WORK TO COMPLETE
Search the records for the word "hand" and copy each line in which it appears.

------------------------------------------------

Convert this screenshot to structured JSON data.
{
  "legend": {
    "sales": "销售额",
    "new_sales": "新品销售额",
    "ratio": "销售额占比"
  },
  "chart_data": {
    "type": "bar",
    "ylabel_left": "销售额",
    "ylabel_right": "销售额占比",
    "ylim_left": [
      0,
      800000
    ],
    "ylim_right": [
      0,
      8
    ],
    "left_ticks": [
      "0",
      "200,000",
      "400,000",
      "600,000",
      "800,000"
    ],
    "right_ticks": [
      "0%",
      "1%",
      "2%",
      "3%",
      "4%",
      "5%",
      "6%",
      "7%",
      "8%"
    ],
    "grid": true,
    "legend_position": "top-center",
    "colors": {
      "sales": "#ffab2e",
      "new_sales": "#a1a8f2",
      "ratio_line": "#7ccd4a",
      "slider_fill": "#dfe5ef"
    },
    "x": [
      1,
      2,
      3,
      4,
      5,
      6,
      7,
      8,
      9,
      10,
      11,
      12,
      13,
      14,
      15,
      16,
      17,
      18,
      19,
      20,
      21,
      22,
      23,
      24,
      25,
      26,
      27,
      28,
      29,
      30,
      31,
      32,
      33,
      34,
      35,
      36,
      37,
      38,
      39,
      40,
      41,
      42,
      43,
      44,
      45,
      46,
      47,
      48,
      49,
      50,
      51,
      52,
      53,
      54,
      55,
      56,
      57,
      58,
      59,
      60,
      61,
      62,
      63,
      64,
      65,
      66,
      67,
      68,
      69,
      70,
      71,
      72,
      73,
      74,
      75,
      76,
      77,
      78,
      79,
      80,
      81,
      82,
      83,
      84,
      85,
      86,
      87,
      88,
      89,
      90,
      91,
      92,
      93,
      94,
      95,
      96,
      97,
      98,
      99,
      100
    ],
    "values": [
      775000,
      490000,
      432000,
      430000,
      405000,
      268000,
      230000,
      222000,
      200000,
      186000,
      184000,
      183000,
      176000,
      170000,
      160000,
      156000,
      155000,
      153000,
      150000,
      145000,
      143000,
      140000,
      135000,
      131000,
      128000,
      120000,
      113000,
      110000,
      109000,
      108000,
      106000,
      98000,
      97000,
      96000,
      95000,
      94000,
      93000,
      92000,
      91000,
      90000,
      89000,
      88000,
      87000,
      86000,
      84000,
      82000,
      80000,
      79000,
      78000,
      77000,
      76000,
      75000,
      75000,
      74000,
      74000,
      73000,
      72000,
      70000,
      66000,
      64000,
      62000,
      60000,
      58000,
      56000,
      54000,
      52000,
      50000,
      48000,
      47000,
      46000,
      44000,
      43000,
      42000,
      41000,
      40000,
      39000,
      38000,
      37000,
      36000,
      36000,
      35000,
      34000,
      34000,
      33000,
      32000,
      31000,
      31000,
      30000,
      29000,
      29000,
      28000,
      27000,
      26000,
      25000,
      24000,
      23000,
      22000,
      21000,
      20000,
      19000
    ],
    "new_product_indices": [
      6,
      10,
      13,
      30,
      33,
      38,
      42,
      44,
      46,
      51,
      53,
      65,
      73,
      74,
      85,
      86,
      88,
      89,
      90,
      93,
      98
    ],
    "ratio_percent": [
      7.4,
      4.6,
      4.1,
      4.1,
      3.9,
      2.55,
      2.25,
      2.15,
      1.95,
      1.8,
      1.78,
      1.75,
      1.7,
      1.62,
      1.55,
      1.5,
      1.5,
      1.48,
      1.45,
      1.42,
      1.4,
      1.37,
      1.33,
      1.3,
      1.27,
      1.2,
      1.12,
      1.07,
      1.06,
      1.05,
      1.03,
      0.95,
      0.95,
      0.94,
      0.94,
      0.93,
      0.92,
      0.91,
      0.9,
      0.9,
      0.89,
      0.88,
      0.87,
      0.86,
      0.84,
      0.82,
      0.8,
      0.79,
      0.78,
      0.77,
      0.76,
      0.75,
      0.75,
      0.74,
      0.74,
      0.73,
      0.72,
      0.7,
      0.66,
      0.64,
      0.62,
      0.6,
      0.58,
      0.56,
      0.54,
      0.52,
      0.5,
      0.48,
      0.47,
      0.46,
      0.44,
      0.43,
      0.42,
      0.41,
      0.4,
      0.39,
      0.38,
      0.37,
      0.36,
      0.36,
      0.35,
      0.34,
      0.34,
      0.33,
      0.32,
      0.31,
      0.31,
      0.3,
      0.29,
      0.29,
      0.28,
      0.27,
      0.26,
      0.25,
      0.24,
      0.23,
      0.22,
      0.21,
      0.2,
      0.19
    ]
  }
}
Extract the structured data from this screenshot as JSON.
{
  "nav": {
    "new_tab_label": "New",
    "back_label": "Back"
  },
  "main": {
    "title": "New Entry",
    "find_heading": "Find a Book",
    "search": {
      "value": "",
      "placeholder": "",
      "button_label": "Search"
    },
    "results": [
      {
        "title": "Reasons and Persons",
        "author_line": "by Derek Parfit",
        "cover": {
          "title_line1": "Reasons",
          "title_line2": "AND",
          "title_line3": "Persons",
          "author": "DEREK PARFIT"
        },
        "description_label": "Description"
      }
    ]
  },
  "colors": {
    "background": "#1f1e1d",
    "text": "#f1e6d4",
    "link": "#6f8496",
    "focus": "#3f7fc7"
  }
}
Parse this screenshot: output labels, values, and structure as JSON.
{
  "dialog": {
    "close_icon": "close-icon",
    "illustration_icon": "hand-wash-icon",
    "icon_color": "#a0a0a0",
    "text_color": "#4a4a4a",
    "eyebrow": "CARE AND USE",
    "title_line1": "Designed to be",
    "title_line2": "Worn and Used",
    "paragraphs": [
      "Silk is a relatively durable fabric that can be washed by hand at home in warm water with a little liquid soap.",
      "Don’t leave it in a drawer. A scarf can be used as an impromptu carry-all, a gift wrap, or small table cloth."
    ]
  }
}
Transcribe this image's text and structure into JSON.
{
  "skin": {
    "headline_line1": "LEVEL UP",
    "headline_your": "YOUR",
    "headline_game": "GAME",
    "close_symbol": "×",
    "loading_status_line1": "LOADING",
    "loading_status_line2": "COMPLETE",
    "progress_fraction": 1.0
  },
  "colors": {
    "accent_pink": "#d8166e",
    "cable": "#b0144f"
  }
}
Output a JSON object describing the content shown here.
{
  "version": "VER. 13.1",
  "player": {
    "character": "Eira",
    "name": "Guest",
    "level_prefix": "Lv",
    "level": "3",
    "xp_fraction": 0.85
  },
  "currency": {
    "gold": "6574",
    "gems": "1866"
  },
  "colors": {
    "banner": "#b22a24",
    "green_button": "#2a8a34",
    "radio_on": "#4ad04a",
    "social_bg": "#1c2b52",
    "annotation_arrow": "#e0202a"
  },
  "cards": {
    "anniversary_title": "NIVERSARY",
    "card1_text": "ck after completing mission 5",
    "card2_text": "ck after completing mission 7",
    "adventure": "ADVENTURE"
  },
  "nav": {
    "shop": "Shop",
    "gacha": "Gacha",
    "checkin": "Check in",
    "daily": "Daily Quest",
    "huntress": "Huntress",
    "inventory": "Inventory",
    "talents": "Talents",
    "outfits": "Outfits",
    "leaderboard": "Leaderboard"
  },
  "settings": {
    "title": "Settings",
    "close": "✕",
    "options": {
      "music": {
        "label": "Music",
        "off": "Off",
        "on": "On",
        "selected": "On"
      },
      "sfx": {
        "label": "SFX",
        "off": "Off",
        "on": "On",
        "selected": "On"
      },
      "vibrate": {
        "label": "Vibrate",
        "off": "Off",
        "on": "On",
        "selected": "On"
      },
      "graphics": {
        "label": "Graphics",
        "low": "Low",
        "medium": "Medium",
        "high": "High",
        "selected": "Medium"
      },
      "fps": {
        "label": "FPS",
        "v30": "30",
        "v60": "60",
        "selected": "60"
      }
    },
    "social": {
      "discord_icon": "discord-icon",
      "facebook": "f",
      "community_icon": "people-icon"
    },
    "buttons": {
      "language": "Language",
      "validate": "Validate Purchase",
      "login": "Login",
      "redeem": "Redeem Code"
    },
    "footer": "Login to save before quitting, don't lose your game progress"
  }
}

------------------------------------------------

OUTPUT OF THE EXERCISE
    "illustration_icon": "hand-wash-icon",
      "Silk is a relatively durable fabric that can be washed by hand at home in warm water with a little liquid soap.",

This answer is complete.